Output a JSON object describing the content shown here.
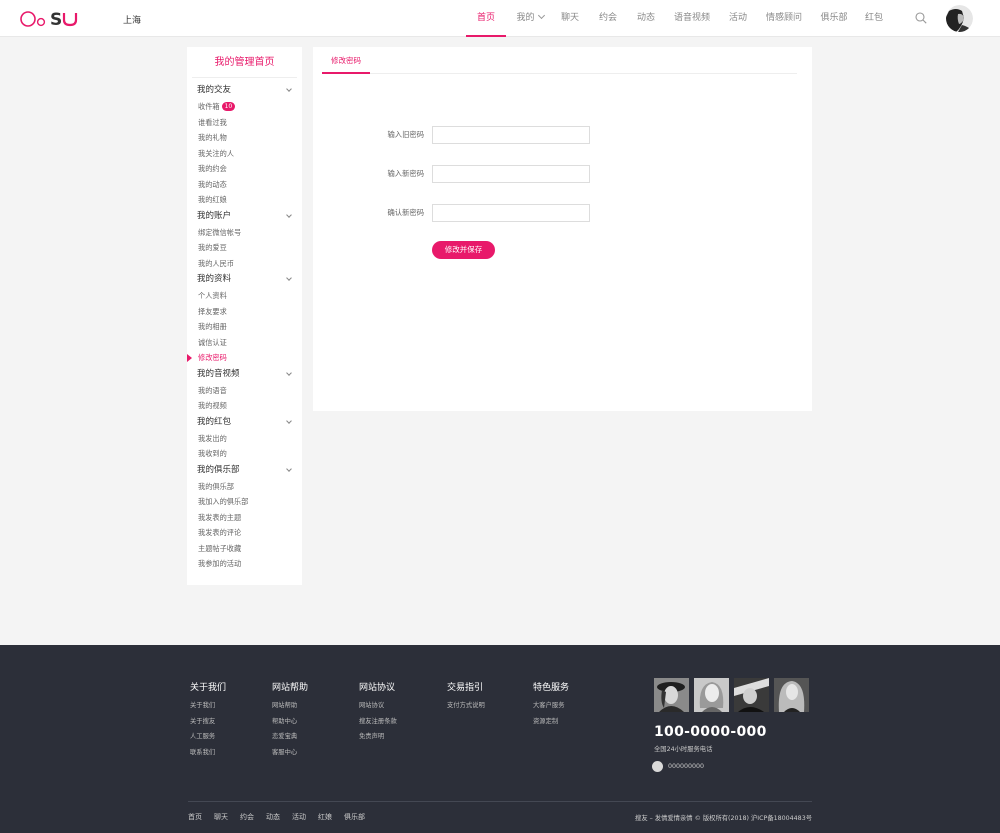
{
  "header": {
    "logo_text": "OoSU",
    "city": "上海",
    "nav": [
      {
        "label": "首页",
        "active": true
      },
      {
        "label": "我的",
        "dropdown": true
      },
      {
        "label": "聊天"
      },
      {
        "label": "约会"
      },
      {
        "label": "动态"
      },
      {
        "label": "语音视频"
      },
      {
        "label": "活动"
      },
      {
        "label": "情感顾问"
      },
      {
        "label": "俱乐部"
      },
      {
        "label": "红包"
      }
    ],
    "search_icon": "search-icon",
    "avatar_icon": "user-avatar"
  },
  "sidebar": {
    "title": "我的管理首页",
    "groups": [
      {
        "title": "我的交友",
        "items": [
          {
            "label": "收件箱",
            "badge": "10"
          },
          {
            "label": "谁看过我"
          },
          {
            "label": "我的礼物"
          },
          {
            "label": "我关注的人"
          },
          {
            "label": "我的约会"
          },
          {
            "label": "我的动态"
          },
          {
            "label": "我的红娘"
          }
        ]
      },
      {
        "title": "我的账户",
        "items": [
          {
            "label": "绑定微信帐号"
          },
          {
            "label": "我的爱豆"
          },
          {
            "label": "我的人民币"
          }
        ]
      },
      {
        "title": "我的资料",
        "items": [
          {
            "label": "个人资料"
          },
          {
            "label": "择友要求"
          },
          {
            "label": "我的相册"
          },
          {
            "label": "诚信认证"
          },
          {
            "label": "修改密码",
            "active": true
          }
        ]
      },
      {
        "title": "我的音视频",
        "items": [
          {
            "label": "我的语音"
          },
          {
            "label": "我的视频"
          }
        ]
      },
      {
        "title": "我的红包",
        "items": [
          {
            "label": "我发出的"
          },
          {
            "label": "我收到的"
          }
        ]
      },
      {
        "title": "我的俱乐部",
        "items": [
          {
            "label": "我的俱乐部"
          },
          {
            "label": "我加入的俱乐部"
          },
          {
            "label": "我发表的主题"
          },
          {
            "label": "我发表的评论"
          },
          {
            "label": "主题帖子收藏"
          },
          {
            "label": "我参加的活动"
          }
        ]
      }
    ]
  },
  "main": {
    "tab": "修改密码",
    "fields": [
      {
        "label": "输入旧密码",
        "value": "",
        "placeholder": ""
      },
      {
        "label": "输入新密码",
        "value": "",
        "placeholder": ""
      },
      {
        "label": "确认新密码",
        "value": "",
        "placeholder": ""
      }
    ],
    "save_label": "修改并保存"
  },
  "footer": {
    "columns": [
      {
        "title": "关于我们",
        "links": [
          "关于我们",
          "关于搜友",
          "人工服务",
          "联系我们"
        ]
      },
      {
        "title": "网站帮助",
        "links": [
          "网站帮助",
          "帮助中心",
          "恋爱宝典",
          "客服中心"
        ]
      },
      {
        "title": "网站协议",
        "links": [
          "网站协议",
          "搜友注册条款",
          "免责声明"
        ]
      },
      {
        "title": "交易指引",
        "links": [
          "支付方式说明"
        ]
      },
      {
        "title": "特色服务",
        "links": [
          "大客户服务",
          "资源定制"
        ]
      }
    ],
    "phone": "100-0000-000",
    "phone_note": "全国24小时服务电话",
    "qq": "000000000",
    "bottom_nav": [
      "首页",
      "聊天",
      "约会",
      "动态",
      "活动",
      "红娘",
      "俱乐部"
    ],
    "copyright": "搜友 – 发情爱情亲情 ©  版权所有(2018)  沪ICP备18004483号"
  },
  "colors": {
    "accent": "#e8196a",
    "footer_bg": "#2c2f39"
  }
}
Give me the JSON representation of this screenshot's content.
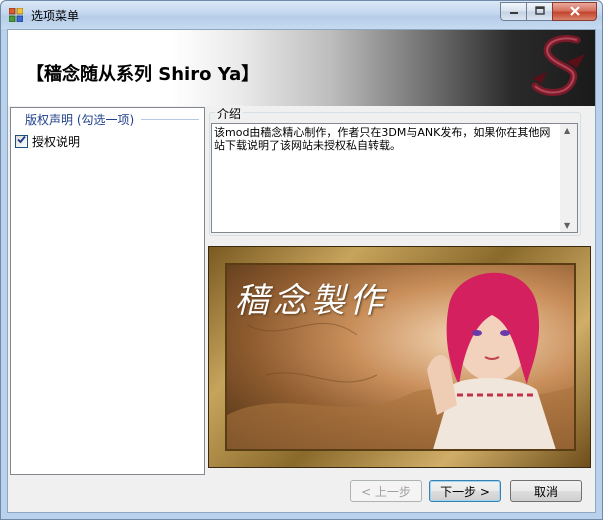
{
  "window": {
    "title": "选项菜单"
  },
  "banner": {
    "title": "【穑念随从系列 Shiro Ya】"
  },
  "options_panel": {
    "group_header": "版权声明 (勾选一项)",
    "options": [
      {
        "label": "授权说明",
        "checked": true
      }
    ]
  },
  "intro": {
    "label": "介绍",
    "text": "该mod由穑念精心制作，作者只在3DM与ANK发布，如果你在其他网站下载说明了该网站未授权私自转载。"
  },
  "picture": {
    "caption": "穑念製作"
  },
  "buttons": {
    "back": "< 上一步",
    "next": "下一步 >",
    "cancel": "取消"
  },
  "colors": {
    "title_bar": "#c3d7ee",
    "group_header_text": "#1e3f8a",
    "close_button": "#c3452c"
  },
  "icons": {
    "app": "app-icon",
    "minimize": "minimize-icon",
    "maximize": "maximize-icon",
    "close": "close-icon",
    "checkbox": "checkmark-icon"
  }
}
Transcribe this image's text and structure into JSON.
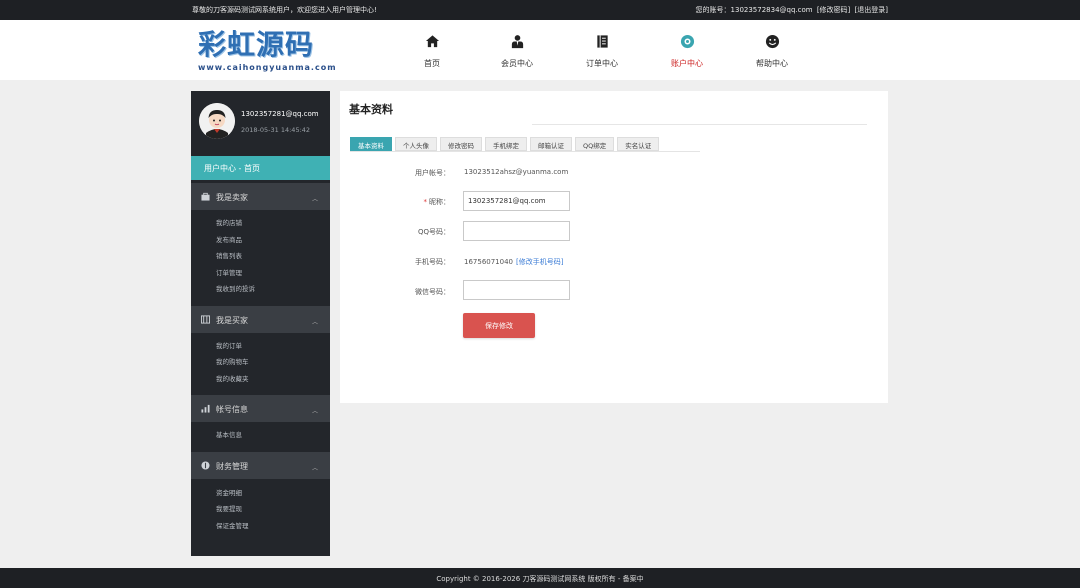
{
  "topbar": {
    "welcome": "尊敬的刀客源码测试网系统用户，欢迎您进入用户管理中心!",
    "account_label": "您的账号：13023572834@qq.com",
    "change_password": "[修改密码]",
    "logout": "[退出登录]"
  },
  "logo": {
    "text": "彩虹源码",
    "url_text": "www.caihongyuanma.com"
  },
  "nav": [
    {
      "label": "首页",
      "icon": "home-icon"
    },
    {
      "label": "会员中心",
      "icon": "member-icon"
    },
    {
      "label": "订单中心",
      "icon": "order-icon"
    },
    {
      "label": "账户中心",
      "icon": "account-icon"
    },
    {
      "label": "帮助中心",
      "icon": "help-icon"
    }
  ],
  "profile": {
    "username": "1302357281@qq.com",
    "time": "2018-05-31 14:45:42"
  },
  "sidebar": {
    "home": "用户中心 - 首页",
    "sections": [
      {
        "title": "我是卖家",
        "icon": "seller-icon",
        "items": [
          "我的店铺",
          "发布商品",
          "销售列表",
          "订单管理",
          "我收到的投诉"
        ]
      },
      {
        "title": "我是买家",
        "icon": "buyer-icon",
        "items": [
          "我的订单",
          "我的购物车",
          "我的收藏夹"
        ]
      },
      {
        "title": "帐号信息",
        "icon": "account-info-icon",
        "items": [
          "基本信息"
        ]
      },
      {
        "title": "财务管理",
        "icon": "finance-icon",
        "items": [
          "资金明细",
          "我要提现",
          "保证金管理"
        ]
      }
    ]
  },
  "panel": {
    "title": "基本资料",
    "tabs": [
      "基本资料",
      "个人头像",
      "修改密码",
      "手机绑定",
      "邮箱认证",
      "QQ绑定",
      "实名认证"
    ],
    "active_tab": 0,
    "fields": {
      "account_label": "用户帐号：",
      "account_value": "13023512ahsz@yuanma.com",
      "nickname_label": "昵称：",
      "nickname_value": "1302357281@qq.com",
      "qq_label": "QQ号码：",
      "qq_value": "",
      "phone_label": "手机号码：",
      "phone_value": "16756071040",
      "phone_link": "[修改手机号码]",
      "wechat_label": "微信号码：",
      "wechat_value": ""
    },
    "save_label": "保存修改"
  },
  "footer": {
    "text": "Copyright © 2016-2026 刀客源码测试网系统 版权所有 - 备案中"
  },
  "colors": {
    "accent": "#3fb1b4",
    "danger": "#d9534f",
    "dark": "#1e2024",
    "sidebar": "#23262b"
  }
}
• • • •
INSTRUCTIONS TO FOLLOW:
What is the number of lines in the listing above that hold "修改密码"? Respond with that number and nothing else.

SOLUTION TO THIS TASK:
4